So, how can one critically assess the one as aesthetically “better” than the others? What one can say about the show as a whole is that it is a fine array of artistic talent — from the abstract (Angeloch), through the painterly (Nelson, Segalman) to the realism (Whitman, McGloughlin) — and so on. Had this show been mounted at the height of Social Realism, one might have balked at the lack of political/social message — since it was the print that was thought the medium par excellence of the period (although, at a stretch, one might point out Bellow’s Murder of Edith Cavell as a “social” comment). Paintings were deemed by the Socialists to be for the “elite”, while prints, in their easy duplication and low(er)-cost production, were for the “masses.” I can still recall the wives of Jack Levine (Ruth Gikow) and Ben Shahn (Bernarda Shahn) extolling the making of prints in lieu of painting, since it was an economical way of “educating” the masses. (I still have examples of both Bernarda’s and Ruth’s work in my home.) I also have a large print depicting a vase of sunflowers in my living room, a gift from Françoise Gilot who graciously presented it to me after we spent the greater part of a day at Solo Print in NYC. I watched her going through the various “states” as she urged it towards what she considered its final stage. Ah ha! So, the “print” has not only evolved over time, but does so even within a discreet, individual, single work of art! How many “prints” might I have come home with, had she given me a copy of each state? (I lost count early on as I watched her add this touch of color, that line.) I could have been happy with any one of those “states”, yet the “AP” alongside her signature clearly designates the one on my wall as the one that she preferred. So, does the “AP” (Artist’s Proof) definitively declare it as a “print”?

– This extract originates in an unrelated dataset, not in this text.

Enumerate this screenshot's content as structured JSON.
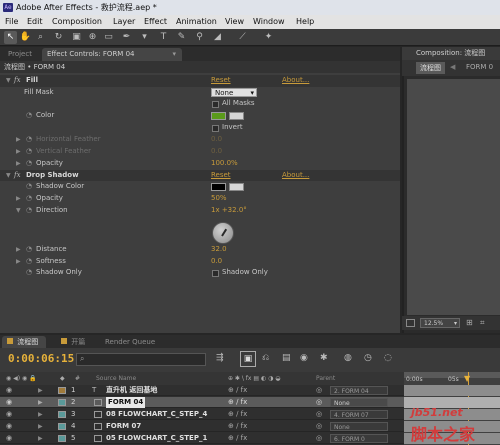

I assume the technical answer is “absolutely”, and yet… On the other hand, even when an “etching” is an “etching”, when is it a genuine “etching”? Some years ago, I wrote a book about the etchings of the Cologne-based artist, Heinrich J. Jarczyk. An advocate of the “old” school, Jarczyk stoutly declares that an etching can only be a black and white work of art. He decried those etchings he came across in America that were “colored” as abominations, and not deserving of the name “etching”, which he declares, is a black and white art, pure and simple. I do not know what they ought to be called, but I do know that many moderns have added color to their “etchings” in an effort to make them more saleable. In Jarczyk’s opinion, the fact that Americans crave color rather than purity does not mean it is OK to debase an artform. Is there a “right or wrong” opinion when it comes to the making of or evaluating an artform? When is a “Print” not a “Print”? When is it advisable to cut short a “Review” when it is obviously going farther and farther afield? Kudos to Ron Netsky for casting his net widely in curating this thought-provoking show and to the Woodstock School of Art for continuing the Woodstock Art Colony Legend by not only hosting this interesting and informative exhibition but by continuing to carry the torch by providing an ongoing series of world-class exhibitions and classes.
Woodstock Prints: Past and Present: (thru Nov 3): Woodstock School of Art, Rte 212, Woodstock, NY (845) 679-2388. Woodstock School of Art